Information =>
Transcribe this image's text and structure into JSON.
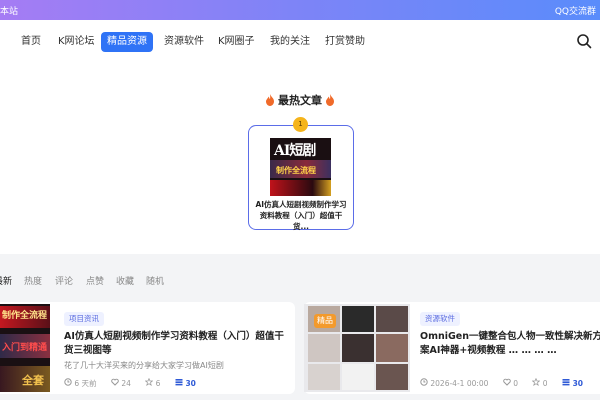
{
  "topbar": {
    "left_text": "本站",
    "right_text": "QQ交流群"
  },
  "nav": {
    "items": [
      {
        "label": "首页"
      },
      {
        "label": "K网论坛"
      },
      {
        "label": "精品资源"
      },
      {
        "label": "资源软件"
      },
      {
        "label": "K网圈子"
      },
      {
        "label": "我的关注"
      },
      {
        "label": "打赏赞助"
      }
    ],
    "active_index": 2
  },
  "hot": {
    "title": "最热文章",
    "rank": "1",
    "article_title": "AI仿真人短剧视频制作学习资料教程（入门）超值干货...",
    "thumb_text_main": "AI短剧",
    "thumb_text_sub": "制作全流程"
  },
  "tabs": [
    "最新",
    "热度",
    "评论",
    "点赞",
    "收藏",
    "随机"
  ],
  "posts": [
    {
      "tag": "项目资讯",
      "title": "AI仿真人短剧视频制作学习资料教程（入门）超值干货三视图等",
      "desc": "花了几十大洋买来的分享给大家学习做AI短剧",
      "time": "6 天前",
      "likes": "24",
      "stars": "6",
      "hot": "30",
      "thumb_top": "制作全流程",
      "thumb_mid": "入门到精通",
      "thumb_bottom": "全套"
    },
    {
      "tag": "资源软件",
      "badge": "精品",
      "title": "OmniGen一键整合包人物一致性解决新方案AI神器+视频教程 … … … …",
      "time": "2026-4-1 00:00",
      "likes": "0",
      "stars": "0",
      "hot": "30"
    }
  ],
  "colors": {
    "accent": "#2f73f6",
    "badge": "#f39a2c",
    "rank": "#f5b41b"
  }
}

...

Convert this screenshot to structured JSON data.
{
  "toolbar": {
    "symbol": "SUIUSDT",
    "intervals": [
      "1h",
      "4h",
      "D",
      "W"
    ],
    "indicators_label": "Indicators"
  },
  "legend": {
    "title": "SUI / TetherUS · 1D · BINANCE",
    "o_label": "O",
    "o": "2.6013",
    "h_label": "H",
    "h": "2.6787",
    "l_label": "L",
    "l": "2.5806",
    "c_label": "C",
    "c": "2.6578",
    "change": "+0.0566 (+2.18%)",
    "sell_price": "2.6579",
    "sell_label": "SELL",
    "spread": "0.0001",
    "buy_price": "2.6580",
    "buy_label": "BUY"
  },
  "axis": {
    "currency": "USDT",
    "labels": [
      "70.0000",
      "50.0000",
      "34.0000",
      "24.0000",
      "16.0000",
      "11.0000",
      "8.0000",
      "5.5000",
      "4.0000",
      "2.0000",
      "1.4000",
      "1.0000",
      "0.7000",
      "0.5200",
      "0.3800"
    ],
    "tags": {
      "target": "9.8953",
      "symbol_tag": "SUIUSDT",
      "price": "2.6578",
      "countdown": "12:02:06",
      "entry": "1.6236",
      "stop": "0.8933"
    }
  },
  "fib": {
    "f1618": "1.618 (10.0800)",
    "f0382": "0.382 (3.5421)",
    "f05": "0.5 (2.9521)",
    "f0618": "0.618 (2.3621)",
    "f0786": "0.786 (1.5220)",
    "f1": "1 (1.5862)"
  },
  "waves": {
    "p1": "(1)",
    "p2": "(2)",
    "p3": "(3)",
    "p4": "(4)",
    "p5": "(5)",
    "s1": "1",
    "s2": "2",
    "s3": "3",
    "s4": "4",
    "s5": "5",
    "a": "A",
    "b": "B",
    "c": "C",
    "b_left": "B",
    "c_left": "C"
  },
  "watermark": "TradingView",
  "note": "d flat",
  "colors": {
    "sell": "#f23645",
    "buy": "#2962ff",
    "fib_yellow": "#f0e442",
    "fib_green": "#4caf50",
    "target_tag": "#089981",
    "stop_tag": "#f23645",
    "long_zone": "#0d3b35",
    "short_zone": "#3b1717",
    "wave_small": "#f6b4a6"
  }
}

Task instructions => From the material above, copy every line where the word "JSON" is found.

Result of this exercise =>
Transcribe this image's text and structure into JSON.
Convert this screenshot to structured JSON data.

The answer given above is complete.